=== To do ===
Search the data for "письменные". Return each matching line.

** Records to process follows **

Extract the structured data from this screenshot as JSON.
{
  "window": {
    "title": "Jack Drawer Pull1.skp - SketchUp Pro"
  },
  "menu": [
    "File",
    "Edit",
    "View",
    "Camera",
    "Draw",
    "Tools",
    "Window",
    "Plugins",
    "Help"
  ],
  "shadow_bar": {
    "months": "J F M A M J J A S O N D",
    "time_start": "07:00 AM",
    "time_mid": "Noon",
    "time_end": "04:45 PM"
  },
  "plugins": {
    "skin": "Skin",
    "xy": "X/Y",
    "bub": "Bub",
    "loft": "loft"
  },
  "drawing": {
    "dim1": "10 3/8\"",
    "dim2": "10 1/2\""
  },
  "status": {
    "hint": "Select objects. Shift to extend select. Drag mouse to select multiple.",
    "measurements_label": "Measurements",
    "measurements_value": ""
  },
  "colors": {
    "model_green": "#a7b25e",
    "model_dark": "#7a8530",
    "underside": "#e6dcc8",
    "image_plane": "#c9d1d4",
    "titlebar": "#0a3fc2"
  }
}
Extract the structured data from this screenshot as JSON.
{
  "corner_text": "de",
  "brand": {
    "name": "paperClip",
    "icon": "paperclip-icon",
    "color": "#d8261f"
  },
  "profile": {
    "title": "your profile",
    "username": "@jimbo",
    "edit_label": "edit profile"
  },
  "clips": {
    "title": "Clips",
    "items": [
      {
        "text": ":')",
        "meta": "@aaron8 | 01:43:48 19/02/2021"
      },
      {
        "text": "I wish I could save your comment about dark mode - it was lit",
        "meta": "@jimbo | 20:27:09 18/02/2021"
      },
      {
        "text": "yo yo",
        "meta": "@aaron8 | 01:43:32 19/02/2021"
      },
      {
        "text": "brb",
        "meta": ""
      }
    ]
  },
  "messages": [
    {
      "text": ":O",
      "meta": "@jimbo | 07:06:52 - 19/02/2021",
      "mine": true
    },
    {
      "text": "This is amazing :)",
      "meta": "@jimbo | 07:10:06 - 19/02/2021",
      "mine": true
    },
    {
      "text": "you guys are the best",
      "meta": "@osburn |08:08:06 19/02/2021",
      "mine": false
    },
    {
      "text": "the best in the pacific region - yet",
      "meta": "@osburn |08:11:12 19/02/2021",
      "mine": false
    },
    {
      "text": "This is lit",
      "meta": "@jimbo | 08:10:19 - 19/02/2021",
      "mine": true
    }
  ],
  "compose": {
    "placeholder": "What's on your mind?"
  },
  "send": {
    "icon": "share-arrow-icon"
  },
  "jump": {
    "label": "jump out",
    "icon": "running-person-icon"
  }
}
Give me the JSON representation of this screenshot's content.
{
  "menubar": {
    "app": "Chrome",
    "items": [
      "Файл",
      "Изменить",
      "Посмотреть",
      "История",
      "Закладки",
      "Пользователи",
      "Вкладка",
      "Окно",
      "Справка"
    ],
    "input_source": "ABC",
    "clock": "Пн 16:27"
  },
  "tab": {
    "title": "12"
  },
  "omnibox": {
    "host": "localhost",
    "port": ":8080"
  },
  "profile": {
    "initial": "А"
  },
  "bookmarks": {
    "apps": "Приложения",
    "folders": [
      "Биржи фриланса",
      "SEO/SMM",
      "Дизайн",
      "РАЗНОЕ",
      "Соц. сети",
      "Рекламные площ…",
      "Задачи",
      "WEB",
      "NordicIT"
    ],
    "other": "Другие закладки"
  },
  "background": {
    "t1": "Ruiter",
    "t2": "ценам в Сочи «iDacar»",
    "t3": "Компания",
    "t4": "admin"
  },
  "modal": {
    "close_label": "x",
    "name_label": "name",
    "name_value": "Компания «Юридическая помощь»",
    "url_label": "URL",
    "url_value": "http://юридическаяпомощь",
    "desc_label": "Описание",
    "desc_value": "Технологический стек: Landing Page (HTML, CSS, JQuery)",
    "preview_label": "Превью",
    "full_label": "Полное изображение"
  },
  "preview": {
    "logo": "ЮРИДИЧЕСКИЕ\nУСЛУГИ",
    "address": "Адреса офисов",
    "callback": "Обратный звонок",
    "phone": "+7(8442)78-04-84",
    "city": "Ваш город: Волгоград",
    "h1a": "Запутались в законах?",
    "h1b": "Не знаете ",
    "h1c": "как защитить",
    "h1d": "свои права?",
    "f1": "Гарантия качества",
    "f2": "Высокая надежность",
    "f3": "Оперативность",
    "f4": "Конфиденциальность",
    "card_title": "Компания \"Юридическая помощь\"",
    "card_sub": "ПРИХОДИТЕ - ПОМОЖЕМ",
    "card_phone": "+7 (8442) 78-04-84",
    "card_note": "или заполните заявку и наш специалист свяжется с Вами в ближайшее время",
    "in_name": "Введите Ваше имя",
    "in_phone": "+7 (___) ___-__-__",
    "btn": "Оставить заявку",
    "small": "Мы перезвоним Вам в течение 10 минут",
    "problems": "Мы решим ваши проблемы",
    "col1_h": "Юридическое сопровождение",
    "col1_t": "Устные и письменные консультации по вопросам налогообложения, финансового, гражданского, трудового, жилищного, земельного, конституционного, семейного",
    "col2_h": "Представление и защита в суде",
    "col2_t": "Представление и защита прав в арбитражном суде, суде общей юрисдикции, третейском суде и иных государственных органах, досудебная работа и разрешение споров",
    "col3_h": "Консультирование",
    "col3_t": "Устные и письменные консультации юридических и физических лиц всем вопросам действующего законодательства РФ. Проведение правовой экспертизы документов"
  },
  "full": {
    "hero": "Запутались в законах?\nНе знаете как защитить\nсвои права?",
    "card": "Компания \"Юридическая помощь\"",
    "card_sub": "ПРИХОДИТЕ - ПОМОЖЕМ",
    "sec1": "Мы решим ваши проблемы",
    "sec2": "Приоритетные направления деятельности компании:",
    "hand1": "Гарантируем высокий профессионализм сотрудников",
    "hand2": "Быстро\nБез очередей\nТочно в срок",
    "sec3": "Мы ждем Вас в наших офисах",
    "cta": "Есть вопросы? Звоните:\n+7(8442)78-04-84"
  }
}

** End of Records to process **

=== Written answer ===
    "col1_t": "Устные и письменные консультации по вопросам налогообложения, финансового, гражданского, трудового, жилищного, земельного, конституционного, семейного",
    "col3_t": "Устные и письменные консультации юридических и физических лиц всем вопросам действующего законодательства РФ. Проведение правовой экспертизы документов"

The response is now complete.